When I was at Nike, the designers were instrumental in defining what products they were going to work on. We actually would write the briefs to our own products, and it was the designers who often came up with some of the most innovative products and product ideas. It didn't come from a separate marketing group, it didn't come from a strategy group, it often came from the designers. The executives at Nike understood and valued design and allowed the designers that level of autonomy and control.

I've worked with a lot of tech companies, and they tend to be either run by or founded by engineers. I love working with engineers. They're incredibly inventive, they know how things work, and they can put things together in meaningful ways. They're often very obsessed in their area, and that's not exactly what the end user might want. I think what designers do is they really think about the end user, they have that level of empathy. Also, companies like Nike are brand driven, design driven, and the focus is much more on the user. It's also the aspirational user—it's the emotional side of a product experience, not just the functional side.

I think that probably is the emphasis—that design or design-led companies understand the human, the emotional side, the artful side, and that that has an important value. That people who buy products at the end of day, these products have to fit into their lives, they have to be something they want, something they want in their home or to wear on their bodies. The emotional side has to be recognized, and perhaps a lot of the tech companies are still a little bit engineering-led.
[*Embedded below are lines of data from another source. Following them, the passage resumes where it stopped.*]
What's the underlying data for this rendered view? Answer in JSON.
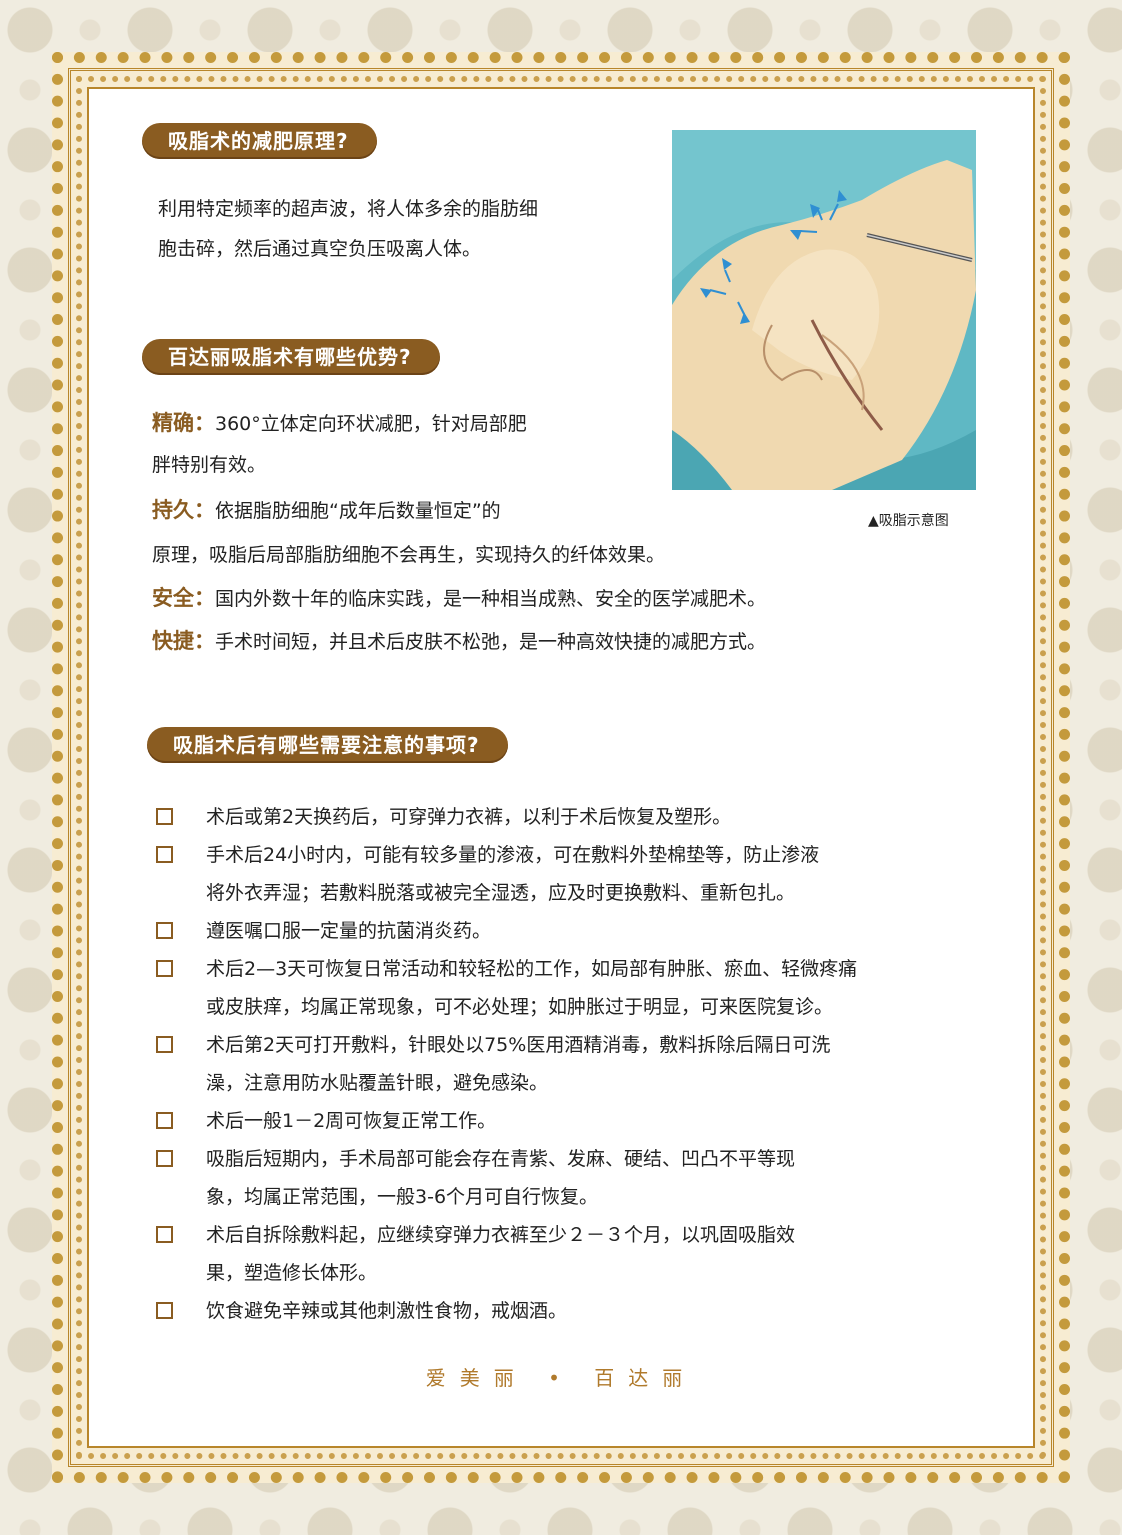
{
  "section1": {
    "title": "吸脂术的减肥原理?",
    "body": [
      "利用特定频率的超声波，将人体多余的脂肪细",
      "胞击碎，然后通过真空负压吸离人体。"
    ]
  },
  "section2": {
    "title": "百达丽吸脂术有哪些优势?",
    "items": [
      {
        "lead": "精确：",
        "lines": [
          "360°立体定向环状减肥，针对局部肥",
          "胖特别有效。"
        ]
      },
      {
        "lead": "持久：",
        "lines": [
          "依据脂肪细胞“成年后数量恒定”的",
          "原理，吸脂后局部脂肪细胞不会再生，实现持久的纤体效果。"
        ]
      },
      {
        "lead": "安全：",
        "lines": [
          "国内外数十年的临床实践，是一种相当成熟、安全的医学减肥术。"
        ]
      },
      {
        "lead": "快捷：",
        "lines": [
          "手术时间短，并且术后皮肤不松弛，是一种高效快捷的减肥方式。"
        ]
      }
    ]
  },
  "image": {
    "caption": "▲吸脂示意图"
  },
  "section3": {
    "title": "吸脂术后有哪些需要注意的事项?",
    "items": [
      "术后或第2天换药后，可穿弹力衣裤，以利于术后恢复及塑形。",
      "手术后24小时内，可能有较多量的渗液，可在敷料外垫棉垫等，防止渗液\n将外衣弄湿；若敷料脱落或被完全湿透，应及时更换敷料、重新包扎。",
      "遵医嘱口服一定量的抗菌消炎药。",
      "术后2—3天可恢复日常活动和较轻松的工作，如局部有肿胀、瘀血、轻微疼痛\n或皮肤痒，均属正常现象，可不必处理；如肿胀过于明显，可来医院复诊。",
      "术后第2天可打开敷料，针眼处以75%医用酒精消毒，敷料拆除后隔日可洗\n澡，注意用防水贴覆盖针眼，避免感染。",
      "术后一般1－2周可恢复正常工作。",
      "吸脂后短期内，手术局部可能会存在青紫、发麻、硬结、凹凸不平等现\n象，均属正常范围，一般3-6个月可自行恢复。",
      "术后自拆除敷料起，应继续穿弹力衣裤至少２－３个月，以巩固吸脂效\n果，塑造修长体形。",
      "饮食避免辛辣或其他刺激性食物，戒烟酒。"
    ]
  },
  "footer": "爱美丽 • 百达丽",
  "colors": {
    "accent": "#8a5c21",
    "gold": "#c49a3c",
    "footer": "#b07a2c"
  }
}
The future of wearables: Disney

I worked on the new My Magic Plus for Disney, which is basically making the park into a smart park. Part of that solution was a wearable that connected to the park. The great thing about this product is that it was actually a really, really simple product. It had no display on it. It's a band you wear, but it's connected to the park, so it's connected to a series of sensors in the environment that enable certain things like entry into the park or payment for merchandise or food, or entry into your hotel door without a key, or access onto a ride without having to wait in line. A lot of these developments in wearables requires an environment that's networked and smart. I see that this is a very exciting new path for wearables, where it's not about just you and the wearable; it's about you, the wearable, and the environment you're in.

The work that was done at Disney is kind of indicative of where the future might go. For example, you can imagine in the future that a city like San Francisco could have a similar kind of network of sensors and at that the wearable could connect with the city, or you as a person in that city could connect with that city. I think that's a very likely future, and if someone thinks, "Well, that's crazy—cities like San Francisco are much more massive and complex than the park, the Disney park." Well, that's actually not even true because if you go to the Disney Park, they have more than 16 million guests a year; they have more than 100 restaurants in the park; they have complexity of all of the hotels and resorts that guests could stay in. It's almost equal to San Francisco, so I think it's very likely in future.
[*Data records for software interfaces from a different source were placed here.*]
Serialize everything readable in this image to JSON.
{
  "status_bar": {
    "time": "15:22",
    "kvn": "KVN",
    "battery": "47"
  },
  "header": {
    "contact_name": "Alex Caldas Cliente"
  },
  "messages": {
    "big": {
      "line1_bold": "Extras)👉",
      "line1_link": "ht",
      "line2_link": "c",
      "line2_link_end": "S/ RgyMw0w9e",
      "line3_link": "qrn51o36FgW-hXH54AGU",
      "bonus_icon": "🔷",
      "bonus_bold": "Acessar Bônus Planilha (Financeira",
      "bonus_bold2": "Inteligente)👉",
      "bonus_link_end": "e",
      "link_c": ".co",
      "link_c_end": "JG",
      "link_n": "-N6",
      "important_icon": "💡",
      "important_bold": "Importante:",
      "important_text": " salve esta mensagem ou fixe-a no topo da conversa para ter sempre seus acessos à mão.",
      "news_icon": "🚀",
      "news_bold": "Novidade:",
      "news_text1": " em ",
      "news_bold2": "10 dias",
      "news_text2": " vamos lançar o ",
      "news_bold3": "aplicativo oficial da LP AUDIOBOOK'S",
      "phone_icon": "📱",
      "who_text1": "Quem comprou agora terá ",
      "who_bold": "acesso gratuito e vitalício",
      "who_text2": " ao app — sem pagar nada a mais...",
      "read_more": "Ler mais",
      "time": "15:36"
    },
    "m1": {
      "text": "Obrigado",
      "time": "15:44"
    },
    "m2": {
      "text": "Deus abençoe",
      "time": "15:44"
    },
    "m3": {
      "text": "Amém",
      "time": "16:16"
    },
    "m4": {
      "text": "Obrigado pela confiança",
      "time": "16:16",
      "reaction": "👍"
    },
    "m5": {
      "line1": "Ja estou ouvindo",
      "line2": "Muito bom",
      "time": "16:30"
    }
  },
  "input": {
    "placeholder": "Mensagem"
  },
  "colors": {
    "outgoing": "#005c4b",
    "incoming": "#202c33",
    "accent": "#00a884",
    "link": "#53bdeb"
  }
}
T-shaped designers + storytelling

IDEO define what they call the T-shaped designer—that's somebody with a deep expertise in one specific area, but a general knowledge of others. I look for that as well. If I'm taking on an industrial designer for example, I expect that they have an amazing skill and talent in their area of designing and making physical product. I also look for their ability now to understand the digital world, to understand interface, to understand experience design, and to be willing to think of their profession more broadly. In today's modern world, you need those kinds of broader thinking skills. That applies again for the interaction designers, that they must also be very skilled and adept at their profession, but at the same time, have an interest and passion for the physical world, and know how to work in the physical world as well.

We still have to deliver, we still have to make products, so that depth of skill and knowledge in one's area of expertise is required. The ability to work with others is also paramount. The other thing that I'm emphasizing a lot now as well is that design is, in a way, moving toward filmmaking, if you like, because with experiences or service-based design, you're thinking about a consumer's experience over time and space. The best way to design with that level of complexity is by creating narratives and stories with characters, and I find this is a very good way to anchor the team or to provide the guiding power for the designers to work toward. If they can share the narrative, then they can each go off in their areas of expertise and create the outputs from that narrative.

We always try to put some storytelling and a narrative into our project plans, and that might start in the beginning with defining our personas and characters. Then it's creating a journey map or a day in the life of a person; and then, throughout the UX track, we further that story and often we end the project with a short three-minute or five-minute film with live actors that basically explains how the product is used. That's a very good method of communicating a product idea that's physical and digital, and we've had a lot of success with that.